IT MAY be a male-dominated world but Donegal Army Officer Bridget Clarke has risen through the ranks of the military and believes other women can do the same.
Based at Finner Military Camp, the Carrigans woman was recently promoted to the rank of Captain and oversees more than four hundred personnel.
Capt. Clarke told Donegal Daily how she enlisted when she was eighteen-years-old “for the adventure and the money” and said she would do it all over again.
She is now celebrating 22 years as a member of the Defence Forces.
After excelling in her training, doing further military courses and serving overseas this determined woman went from raw recruit to Commissioned Officer. She is attached to 28th Infantry Battalion.
Speaking about the promotion, she says: “I was honoured and privileged on behalf of my Unit and my family. It really was a massive honour for me. I wouldn’t be part of it if I didn’t enjoy what I do. It really is a life less ordinary.”
Among her many duties is the responsibility for discipline, ceremonial matters, contracts and HR for personnel at Finner Camp.
“It’s a broad spectrum of work and then I am also assistant for the officer commanding,” she says.
“You are his right-hand woman. I am employed in the Battalion Headquarters and then you would have a Company underneath that.”
She was speaking following the announcement of a new Defence Forces recruitment campaign, Join Our Team, launched by Defence Minister Simon Coveney.
It plans to induct more than 600 general service personnel to the Permanent Defence Force in 2016 and a further 850 personnel in 2017.
The 2016 campaign is hoping to increase female recruitment while also reaching out to people from all backgrounds and ethnicity. Currently, just over 6% of personnel are women.
Privates in the Defence Forces earn around €36,000 a year and also receive foreign service allowances.
A former County and St Eunan’s footballer, Capt. Clarke said her sporting background helped her prepare for the physical demands of life in the Army.
She says: “At that time, I was studying Electronics at Letterkenny I.T. I was a sporty person anyway and I thought this was something that I wanted to give a go. I thought about the adventure, getting away from home and earning some money.
“I played GAA and soccer and went on to play football for the Army. I also had a great family support network. I don’t come from a military background so this was all new to me.”
Throughout the training process and interviews, Bridget’s mother Annie was beside her all the way.
The 40-year-old officer comes from a family of seven – three brothers and three sisters – and also has huge support from her husband, Dermot, a former member of the Defence Forces who is now studying for a PhD.
Asked why young women should consider a career in the Army, she says: “It is unbelievable the career prospects open for new recruits nowadays.
“You can keep up your sports, you have opportunities to study for civilian qualifications accredited by Carlow I.T. and you have a chance to serve overseas. A lot of entrants coming in are highly educated and you try to allow them to build on that.
“It isn’t always easy.
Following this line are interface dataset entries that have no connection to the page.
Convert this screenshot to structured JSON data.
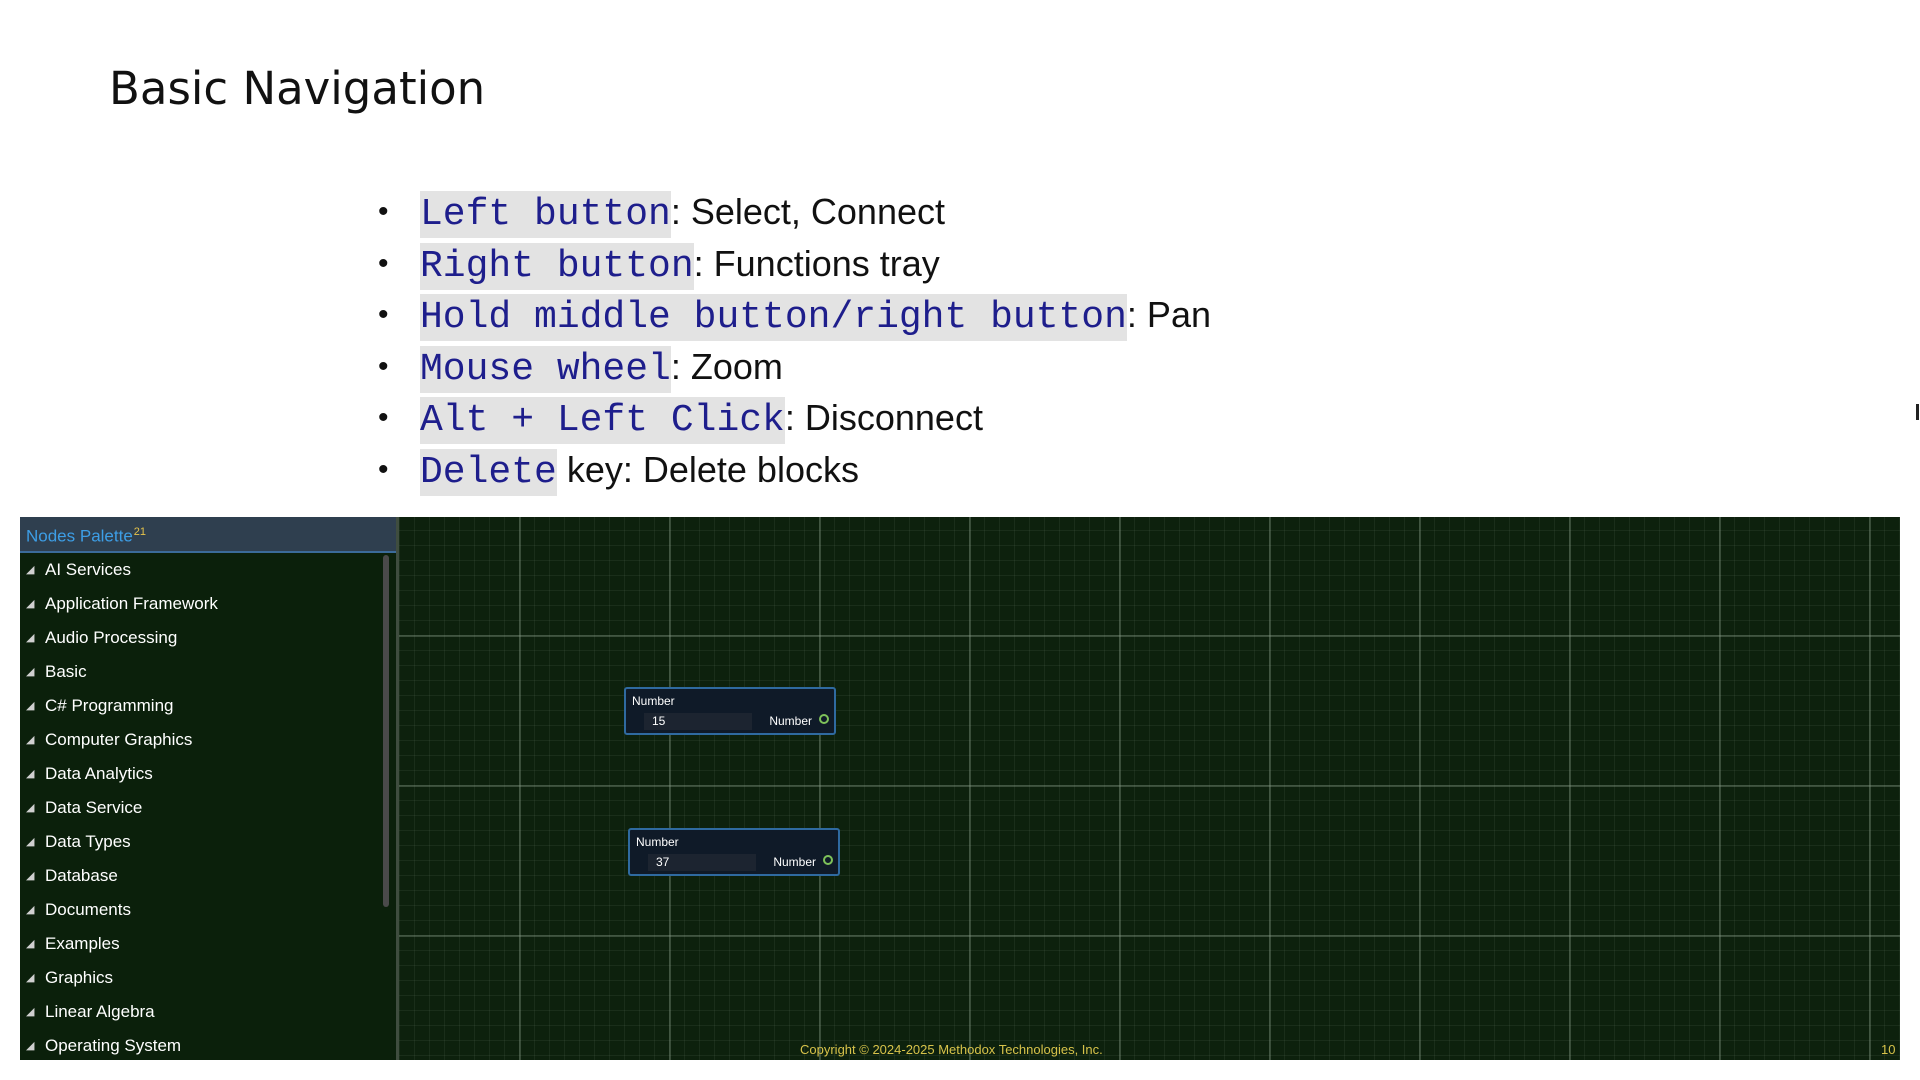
{
  "slide": {
    "title": "Basic Navigation",
    "bullets": [
      {
        "code": "Left button",
        "text": ": Select, Connect"
      },
      {
        "code": "Right button",
        "text": ": Functions tray"
      },
      {
        "code": "Hold middle button/right button",
        "text": ": Pan"
      },
      {
        "code": "Mouse wheel",
        "text": ": Zoom"
      },
      {
        "code": "Alt + Left Click",
        "text": ": Disconnect"
      },
      {
        "code": "Delete",
        "text": " key: Delete blocks"
      }
    ]
  },
  "palette": {
    "title": "Nodes Palette",
    "count": "21",
    "items": [
      {
        "label": "AI Services"
      },
      {
        "label": "Application Framework"
      },
      {
        "label": "Audio Processing"
      },
      {
        "label": "Basic"
      },
      {
        "label": "C# Programming"
      },
      {
        "label": "Computer Graphics"
      },
      {
        "label": "Data Analytics"
      },
      {
        "label": "Data Service"
      },
      {
        "label": "Data Types"
      },
      {
        "label": "Database"
      },
      {
        "label": "Documents"
      },
      {
        "label": "Examples"
      },
      {
        "label": "Graphics"
      },
      {
        "label": "Linear Algebra"
      },
      {
        "label": "Operating System"
      }
    ]
  },
  "nodes": [
    {
      "title": "Number",
      "value": "15",
      "output": "Number"
    },
    {
      "title": "Number",
      "value": "37",
      "output": "Number"
    }
  ],
  "footer": {
    "copyright": "Copyright © 2024-2025 Methodox Technologies, Inc.",
    "page": "10"
  }
}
You’re going into an organisation and it’s challenging; the training is challenging and robust. But you do get great satisfaction when you complete the training.You get to meet people from all parts of the country and you make friends for life.
“You are making a commitment to the country that you are going to serve. There are times when you will be disappointed. You have to be prepared to get on with it. But the rewards are there.”
Capt Clarke, who has served overseas on four different occasions, explains how women do make a difference .
“Women bring so much in many ways. They help to calm and engage with local population and in certain conflict situations can help to bring balance.”
Recalling her first overseas deployment, Capt Clarke says: “That was a massive experience for me. Other than a school trip, that was my first trip abroad. It was fascinating and nothing will beat your first trip.
“There were six other females – we were six strangers in a room but there was great camaraderie and support. And you do make lifelong friends.
“When I first went overseas, there was no social media, mobile phones or internet. You had to wait on a letter and it was brilliant getting that letter. If I go overseas again I would still ask for a letter to be sent because there’s something special about that.
“Two years ago I was back in Lebanon again. It was so different for me. The rank, the job and whatever it is about the Irish Army but we tend to win people over. It’s a very different country now. It was a very rewarding experience.”
Applications can be made online at www.military.ie Army applicants must be at least 18 years old, and under 25 years old. Closing date for applications is Sunday, May 22 – 23:59 hours.